Former Head of Russian Railways Vladimir Yakunin denied bribery accusations
In an interview to Slon magazine, the ex-Chief of the Russian Railways OJSC Vladimir Yakunin flatly denied the accusations presented against him by Aleksey Navalniy's Anti-Corruption Foundation.
During the interview to Slon magazine, the former Head of the Russian Railways Vladimir Yakunin flatly denied the accusations presented against him by Aleksey Navalniy's Anti-Corruption Foundation.
Earlier, the FBK released information on the corrupt practices of the former Head of the Russian Railways and accused him of establishing a network of offshore structures.

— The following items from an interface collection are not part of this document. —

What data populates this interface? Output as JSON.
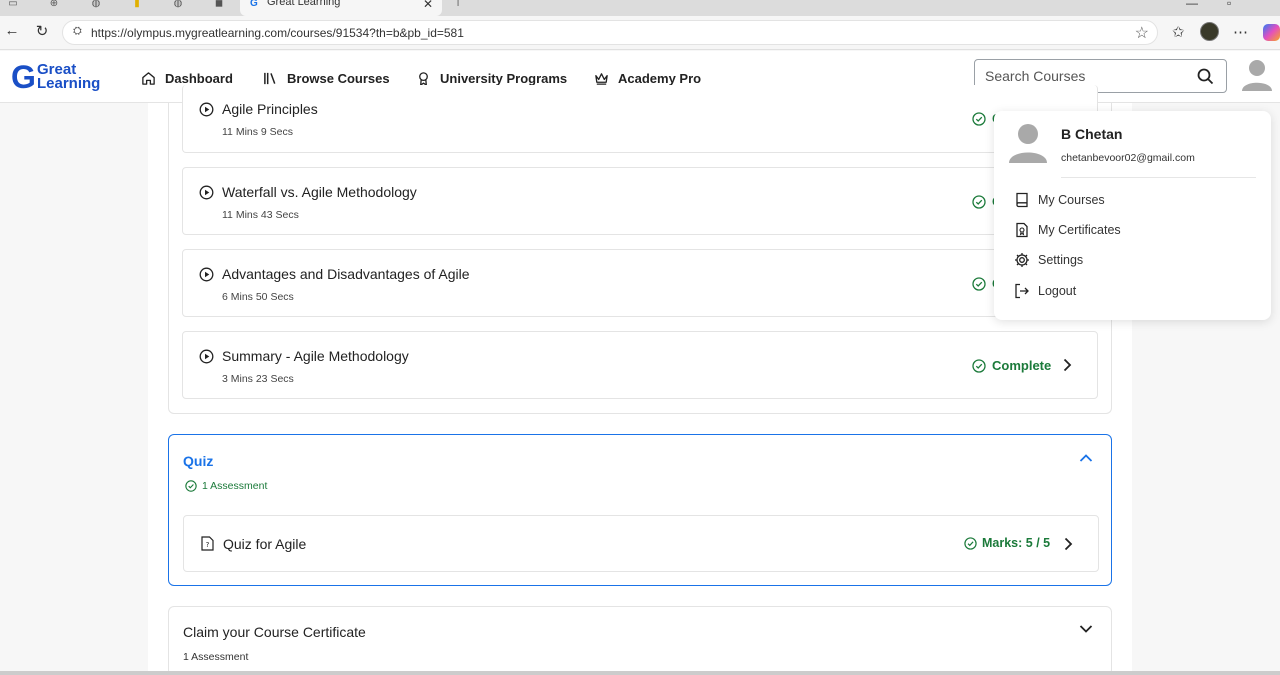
{
  "browser": {
    "tab_title": "Great Learning",
    "tab_close": "✕",
    "url": "https://olympus.mygreatlearning.com/courses/91534?th=b&pb_id=581"
  },
  "header": {
    "logo_line1": "Great",
    "logo_line2": "Learning",
    "nav": [
      {
        "label": "Dashboard",
        "icon": "home-icon"
      },
      {
        "label": "Browse Courses",
        "icon": "library-icon"
      },
      {
        "label": "University Programs",
        "icon": "award-icon"
      },
      {
        "label": "Academy Pro",
        "icon": "crown-icon"
      }
    ],
    "search_placeholder": "Search Courses"
  },
  "lessons": [
    {
      "title": "Agile Principles",
      "duration": "11 Mins 9 Secs",
      "status": "C"
    },
    {
      "title": "Waterfall vs. Agile Methodology",
      "duration": "11 Mins 43 Secs",
      "status": "C"
    },
    {
      "title": "Advantages and Disadvantages of Agile",
      "duration": "6 Mins 50 Secs",
      "status": "C"
    },
    {
      "title": "Summary - Agile Methodology",
      "duration": "3 Mins 23 Secs",
      "status": "Complete"
    }
  ],
  "quiz": {
    "title": "Quiz",
    "subtitle": "1 Assessment",
    "item_title": "Quiz for Agile",
    "marks": "Marks: 5 / 5"
  },
  "certificate": {
    "title": "Claim your Course Certificate",
    "subtitle": "1 Assessment"
  },
  "profile_menu": {
    "name": "B Chetan",
    "email": "chetanbevoor02@gmail.com",
    "items": [
      {
        "label": "My Courses",
        "icon": "book-icon"
      },
      {
        "label": "My Certificates",
        "icon": "certificate-icon"
      },
      {
        "label": "Settings",
        "icon": "gear-icon"
      },
      {
        "label": "Logout",
        "icon": "logout-icon"
      }
    ]
  },
  "colors": {
    "brand_blue": "#1a4fc6",
    "accent_blue": "#1a73e8",
    "success_green": "#1b7a3a"
  }
}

When answering a question about his family's involvement in Infratekh company, which had repeatedly won the Russian Railways contracts, Yakunin stated that the FBK's information might be not accurate, since under the legislation, the participants of state company tenders must disclose their beneficiaries on a mandatory basis.

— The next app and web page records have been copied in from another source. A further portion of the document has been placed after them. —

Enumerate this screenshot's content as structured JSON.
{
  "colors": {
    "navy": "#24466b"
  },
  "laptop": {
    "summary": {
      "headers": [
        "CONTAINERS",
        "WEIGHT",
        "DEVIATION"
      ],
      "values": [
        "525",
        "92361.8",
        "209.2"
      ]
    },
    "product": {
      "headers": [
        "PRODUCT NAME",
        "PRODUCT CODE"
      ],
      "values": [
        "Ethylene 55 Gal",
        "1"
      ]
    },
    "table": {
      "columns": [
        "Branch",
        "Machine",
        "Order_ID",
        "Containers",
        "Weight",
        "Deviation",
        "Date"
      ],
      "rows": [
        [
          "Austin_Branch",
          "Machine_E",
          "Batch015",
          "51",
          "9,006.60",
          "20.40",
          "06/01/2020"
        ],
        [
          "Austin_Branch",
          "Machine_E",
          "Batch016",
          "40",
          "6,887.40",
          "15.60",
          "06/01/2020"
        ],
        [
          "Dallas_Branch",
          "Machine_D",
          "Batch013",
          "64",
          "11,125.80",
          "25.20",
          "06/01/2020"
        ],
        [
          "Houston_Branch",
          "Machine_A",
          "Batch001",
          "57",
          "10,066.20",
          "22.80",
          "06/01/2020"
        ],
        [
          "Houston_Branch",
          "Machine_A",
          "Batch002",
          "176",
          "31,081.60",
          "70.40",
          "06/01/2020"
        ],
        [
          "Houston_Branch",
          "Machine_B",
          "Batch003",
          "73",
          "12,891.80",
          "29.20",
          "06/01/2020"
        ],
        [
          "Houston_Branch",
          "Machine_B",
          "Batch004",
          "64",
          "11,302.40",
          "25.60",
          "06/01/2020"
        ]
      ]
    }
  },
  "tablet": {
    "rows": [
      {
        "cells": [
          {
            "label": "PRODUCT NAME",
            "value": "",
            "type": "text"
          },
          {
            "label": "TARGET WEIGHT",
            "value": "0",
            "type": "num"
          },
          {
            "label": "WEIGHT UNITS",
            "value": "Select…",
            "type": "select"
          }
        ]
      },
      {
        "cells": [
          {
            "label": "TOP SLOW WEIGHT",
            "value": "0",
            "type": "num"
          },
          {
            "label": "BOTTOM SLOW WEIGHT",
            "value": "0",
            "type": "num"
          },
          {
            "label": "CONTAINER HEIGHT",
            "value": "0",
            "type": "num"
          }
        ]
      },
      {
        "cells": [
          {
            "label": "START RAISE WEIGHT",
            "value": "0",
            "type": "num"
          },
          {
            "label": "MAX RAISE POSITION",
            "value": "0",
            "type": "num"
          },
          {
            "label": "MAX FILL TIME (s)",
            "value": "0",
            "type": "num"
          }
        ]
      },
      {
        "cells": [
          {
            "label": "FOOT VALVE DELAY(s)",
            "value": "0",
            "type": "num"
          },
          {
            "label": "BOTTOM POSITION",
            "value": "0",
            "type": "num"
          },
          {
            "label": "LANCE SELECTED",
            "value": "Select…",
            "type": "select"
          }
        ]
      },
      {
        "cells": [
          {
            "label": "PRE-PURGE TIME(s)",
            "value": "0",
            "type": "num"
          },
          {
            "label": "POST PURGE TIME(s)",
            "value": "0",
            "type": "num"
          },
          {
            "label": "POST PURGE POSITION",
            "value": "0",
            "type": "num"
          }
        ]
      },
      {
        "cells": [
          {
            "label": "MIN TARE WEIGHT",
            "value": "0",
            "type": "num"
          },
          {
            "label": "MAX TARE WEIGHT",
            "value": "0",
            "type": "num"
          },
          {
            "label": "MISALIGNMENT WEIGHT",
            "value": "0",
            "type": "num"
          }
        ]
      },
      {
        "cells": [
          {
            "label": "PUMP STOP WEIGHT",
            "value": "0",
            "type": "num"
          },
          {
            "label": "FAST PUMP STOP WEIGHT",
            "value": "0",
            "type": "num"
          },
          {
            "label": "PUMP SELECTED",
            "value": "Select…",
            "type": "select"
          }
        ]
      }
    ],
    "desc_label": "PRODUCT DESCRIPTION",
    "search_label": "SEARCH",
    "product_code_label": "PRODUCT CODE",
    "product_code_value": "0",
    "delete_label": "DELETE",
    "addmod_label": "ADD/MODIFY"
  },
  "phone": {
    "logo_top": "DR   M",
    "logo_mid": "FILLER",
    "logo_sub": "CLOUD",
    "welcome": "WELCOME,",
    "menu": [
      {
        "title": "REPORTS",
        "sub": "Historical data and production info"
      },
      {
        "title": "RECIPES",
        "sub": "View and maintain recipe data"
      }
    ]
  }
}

With regard to the audit of his son Andrey Yakunin's business, held by the Investigative Committee at the request of the Anti-Corruption Foundation, the former Head of Russian Railways said that he did not know the details, underlining that his son was not a Russian tax resident.

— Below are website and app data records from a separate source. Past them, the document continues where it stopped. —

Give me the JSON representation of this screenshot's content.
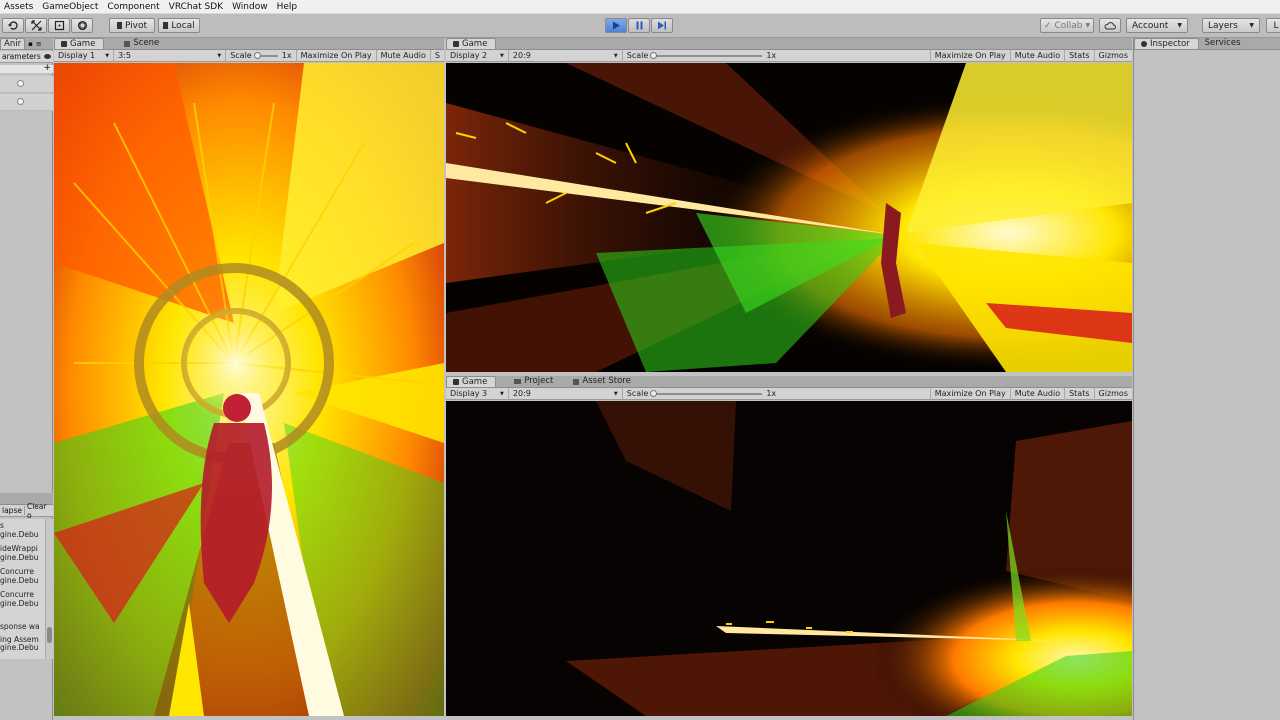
{
  "menu": [
    "Assets",
    "GameObject",
    "Component",
    "VRChat SDK",
    "Window",
    "Help"
  ],
  "toolbar": {
    "pivot_label": "Pivot",
    "local_label": "Local",
    "collab_label": "Collab",
    "account_label": "Account",
    "layers_label": "Layers"
  },
  "left_panel": {
    "tab_label": "Anir",
    "parameters_label": "arameters",
    "console_buttons": [
      "lapse",
      "Clear o"
    ],
    "console_lines": [
      "s",
      "gine.Debu",
      "ideWrappi",
      "gine.Debu",
      "Concurre",
      "gine.Debu",
      "Concurre",
      "gine.Debu",
      "sponse wa",
      "ing Assem",
      "gine.Debu"
    ]
  },
  "game1": {
    "tabs": [
      "Game",
      "Scene"
    ],
    "display": "Display 1",
    "aspect": "3:5",
    "scale_label": "Scale",
    "scale_value": "1x",
    "maximize": "Maximize On Play",
    "mute": "Mute Audio",
    "extra": "S"
  },
  "game2": {
    "tab": "Game",
    "display": "Display 2",
    "aspect": "20:9",
    "scale_label": "Scale",
    "scale_value": "1x",
    "maximize": "Maximize On Play",
    "mute": "Mute Audio",
    "stats": "Stats",
    "gizmos": "Gizmos"
  },
  "game3": {
    "tabs": [
      "Game",
      "Project",
      "Asset Store"
    ],
    "display": "Display 3",
    "aspect": "20:9",
    "scale_label": "Scale",
    "scale_value": "1x",
    "maximize": "Maximize On Play",
    "mute": "Mute Audio",
    "stats": "Stats",
    "gizmos": "Gizmos"
  },
  "inspector": {
    "tabs": [
      "Inspector",
      "Services"
    ]
  },
  "colors": {
    "play_active": "#4f82d6",
    "effect_yellow": "#ffe600",
    "effect_orange": "#ff6a00",
    "effect_red": "#d81a1a",
    "effect_green": "#2fd41a"
  }
}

The conversation also turned to his friend’s son Aleksey Krapivin, frequently winning the Russian Railways' tenders. Yakunin said that Krapivin legitimately won the contests held by the company, stating that "anyone can win a tender, provided his company corresponds with the conditions."
In addition, during the interview Vladimir Yakunin spoke sarcastically about the "self-proclaimed fighters against corruption" without naming names, stating that he "knows too much about them."
Let us recall that two weeks ago, the Ministry of Internal Affairs referred the materials of inspection in respect of Yakunin to the Investigative Committee of the Russian Federation. Earlier in February 2016, the Anti-Corruption Foundation sent to the authorities more than eighty claims against the former head of the Russian Railways, accusing him of the anti-monopoly and anti-corruption legislation violation. In particular, the FBK was interested in the episodes regarding contracts for the supply of geogrids and sale of electronic tickets for Russian Railways trains by a company, owned by Andrey Yakunin.
Rosfinmonitoring (Federal Financial Monitoring Service) analyzed the data of the Panama Papers and the Paradise Papers and discovered thousands of offshore companies through which the Russians laundered billions of rubles. Materials on deputies and governors were handed over to law enforcers.
A spokesperson of the Prosecutor's office said that the ECHR had not studied all the materials of the criminal case, so they were offered not to overturn the verdict, but to send the case for a new review in court.